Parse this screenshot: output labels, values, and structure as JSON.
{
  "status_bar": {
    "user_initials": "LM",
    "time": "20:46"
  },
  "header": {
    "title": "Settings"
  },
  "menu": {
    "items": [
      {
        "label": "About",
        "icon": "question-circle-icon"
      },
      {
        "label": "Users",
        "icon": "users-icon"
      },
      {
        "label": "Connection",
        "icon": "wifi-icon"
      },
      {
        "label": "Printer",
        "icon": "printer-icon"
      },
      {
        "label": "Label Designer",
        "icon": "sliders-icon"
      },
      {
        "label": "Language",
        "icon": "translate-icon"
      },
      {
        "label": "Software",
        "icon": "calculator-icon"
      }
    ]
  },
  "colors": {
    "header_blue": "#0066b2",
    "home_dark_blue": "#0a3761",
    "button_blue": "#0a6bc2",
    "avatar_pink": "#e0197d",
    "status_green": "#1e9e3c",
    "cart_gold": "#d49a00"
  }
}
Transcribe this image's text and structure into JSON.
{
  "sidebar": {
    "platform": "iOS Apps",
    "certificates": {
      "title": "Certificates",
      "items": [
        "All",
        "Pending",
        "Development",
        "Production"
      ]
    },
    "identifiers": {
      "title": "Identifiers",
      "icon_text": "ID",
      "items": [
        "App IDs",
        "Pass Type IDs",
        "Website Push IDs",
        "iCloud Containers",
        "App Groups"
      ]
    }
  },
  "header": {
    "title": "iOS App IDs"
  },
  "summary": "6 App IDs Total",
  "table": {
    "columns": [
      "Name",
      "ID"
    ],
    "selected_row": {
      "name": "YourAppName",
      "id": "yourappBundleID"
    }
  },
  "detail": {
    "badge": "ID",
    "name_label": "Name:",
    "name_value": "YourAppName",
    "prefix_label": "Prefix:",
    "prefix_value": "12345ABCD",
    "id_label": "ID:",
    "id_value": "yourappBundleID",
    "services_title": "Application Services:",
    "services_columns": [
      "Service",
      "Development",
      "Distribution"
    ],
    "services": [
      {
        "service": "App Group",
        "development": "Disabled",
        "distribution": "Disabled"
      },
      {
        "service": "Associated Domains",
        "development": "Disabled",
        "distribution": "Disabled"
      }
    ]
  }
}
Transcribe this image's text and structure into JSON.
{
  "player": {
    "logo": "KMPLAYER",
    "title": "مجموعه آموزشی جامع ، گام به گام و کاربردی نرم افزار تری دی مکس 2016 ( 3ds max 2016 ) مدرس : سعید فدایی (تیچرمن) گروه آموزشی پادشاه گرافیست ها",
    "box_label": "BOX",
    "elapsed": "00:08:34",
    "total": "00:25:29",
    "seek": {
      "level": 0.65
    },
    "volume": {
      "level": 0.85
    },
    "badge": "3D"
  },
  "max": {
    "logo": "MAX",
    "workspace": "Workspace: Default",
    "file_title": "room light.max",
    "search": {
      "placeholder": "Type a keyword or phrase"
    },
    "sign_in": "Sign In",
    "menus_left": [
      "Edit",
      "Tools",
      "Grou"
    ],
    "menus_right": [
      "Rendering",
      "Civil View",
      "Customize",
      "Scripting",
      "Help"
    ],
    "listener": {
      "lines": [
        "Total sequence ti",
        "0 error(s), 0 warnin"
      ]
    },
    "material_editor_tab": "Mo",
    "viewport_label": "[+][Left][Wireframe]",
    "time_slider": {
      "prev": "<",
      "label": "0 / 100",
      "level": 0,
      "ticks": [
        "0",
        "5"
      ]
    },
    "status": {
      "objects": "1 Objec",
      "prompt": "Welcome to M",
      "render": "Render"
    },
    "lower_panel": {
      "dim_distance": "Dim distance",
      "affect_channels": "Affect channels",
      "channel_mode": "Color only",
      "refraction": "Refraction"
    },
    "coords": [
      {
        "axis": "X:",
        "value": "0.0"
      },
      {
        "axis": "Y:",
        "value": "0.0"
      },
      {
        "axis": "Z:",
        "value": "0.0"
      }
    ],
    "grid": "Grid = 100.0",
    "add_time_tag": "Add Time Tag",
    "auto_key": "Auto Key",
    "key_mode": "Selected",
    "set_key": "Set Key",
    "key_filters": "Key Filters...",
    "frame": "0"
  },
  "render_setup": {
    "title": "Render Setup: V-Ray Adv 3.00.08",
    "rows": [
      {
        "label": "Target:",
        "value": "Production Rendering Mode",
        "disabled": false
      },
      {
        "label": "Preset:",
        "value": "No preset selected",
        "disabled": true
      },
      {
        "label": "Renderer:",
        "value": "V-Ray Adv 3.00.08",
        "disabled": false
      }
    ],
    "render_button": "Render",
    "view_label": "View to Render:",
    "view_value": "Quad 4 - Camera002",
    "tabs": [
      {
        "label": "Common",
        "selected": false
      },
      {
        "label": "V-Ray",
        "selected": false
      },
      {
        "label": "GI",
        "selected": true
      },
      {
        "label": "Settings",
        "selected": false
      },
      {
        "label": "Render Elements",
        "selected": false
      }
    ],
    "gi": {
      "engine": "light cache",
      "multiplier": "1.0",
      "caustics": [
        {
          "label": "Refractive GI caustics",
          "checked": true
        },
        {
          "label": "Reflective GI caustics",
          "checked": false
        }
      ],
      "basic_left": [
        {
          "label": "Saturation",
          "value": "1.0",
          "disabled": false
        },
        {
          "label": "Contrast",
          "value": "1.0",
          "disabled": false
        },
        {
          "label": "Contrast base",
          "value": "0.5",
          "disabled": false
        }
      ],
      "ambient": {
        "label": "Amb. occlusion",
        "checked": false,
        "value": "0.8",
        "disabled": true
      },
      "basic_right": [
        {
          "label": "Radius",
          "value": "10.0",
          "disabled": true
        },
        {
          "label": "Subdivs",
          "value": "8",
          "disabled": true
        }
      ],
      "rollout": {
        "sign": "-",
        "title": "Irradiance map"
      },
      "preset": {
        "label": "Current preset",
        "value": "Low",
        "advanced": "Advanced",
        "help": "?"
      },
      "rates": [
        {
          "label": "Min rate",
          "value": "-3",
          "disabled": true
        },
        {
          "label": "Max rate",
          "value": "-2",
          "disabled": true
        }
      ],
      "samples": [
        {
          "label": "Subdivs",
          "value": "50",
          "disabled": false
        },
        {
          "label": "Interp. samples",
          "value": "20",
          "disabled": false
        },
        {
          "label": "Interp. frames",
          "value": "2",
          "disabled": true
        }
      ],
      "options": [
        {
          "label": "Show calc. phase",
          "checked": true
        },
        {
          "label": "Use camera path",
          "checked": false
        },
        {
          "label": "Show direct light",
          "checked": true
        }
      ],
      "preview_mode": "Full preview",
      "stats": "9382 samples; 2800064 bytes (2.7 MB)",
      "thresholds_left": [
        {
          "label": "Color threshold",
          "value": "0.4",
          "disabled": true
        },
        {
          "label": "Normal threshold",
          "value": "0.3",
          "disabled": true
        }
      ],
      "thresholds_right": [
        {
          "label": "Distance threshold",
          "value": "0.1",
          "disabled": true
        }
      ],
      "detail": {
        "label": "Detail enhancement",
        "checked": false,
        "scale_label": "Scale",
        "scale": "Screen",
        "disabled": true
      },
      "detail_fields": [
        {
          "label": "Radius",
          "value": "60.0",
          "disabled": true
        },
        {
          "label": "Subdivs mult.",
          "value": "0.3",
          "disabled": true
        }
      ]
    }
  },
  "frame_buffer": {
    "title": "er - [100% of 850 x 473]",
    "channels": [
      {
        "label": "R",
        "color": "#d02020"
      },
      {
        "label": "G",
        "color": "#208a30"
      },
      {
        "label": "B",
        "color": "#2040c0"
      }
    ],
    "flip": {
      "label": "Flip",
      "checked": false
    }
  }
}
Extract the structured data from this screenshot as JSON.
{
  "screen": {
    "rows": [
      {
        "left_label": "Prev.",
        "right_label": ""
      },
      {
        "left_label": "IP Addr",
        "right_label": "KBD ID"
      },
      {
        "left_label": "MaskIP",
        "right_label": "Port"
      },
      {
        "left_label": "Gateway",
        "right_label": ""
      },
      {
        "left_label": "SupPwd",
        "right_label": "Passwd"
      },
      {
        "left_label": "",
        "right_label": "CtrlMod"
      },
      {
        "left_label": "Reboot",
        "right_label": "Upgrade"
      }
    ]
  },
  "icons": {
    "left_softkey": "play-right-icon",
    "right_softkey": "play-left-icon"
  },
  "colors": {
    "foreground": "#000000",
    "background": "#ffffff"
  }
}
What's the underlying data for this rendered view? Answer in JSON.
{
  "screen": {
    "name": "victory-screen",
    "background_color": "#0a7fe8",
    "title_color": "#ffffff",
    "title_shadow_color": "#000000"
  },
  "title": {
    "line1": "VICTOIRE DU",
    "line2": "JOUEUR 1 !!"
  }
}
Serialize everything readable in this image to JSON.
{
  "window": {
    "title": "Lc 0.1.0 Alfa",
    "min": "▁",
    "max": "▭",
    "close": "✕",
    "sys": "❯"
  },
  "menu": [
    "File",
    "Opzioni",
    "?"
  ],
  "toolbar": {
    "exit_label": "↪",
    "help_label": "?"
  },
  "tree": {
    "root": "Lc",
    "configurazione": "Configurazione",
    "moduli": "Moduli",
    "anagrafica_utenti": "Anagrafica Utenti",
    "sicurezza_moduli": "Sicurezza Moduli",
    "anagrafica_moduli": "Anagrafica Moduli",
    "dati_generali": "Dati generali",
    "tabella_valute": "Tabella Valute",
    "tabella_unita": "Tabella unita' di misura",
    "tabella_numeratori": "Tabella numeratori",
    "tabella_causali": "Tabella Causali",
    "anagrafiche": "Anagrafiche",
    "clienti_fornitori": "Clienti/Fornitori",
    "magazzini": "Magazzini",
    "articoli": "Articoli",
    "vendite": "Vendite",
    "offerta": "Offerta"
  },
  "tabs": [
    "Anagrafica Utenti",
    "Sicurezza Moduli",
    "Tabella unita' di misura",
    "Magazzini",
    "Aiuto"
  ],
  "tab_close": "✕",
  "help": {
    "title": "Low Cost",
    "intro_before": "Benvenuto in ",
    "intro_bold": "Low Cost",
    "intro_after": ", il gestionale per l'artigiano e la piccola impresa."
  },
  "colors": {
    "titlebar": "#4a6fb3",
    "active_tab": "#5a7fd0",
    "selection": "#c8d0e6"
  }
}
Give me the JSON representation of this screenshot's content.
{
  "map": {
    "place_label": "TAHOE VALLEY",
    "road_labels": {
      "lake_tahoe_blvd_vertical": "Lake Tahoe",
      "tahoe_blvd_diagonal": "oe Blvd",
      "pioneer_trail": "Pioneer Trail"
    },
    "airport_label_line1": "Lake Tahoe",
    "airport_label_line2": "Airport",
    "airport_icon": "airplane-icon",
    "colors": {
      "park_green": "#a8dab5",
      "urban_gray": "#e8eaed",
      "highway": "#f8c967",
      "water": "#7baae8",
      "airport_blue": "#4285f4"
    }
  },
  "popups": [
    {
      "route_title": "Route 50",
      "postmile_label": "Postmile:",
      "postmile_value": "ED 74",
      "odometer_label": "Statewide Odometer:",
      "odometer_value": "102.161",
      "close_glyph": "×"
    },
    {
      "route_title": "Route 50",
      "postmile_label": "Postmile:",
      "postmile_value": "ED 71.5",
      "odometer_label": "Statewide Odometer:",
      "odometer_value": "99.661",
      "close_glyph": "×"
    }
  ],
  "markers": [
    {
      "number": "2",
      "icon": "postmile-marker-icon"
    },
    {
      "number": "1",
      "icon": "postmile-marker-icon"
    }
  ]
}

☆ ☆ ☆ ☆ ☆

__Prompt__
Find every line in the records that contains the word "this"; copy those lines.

__Answer__
Parse this screenshot: output labels, values, and structure as JSON.
Transcribe this image's text and structure into JSON.
Transcribe this image's text and structure into JSON.
Extract the structured data from this screenshot as JSON.
What's the underlying data for this rendered view? Answer in JSON.
Serialize everything readable in this image to JSON.
Give me the JSON representation of this screenshot's content.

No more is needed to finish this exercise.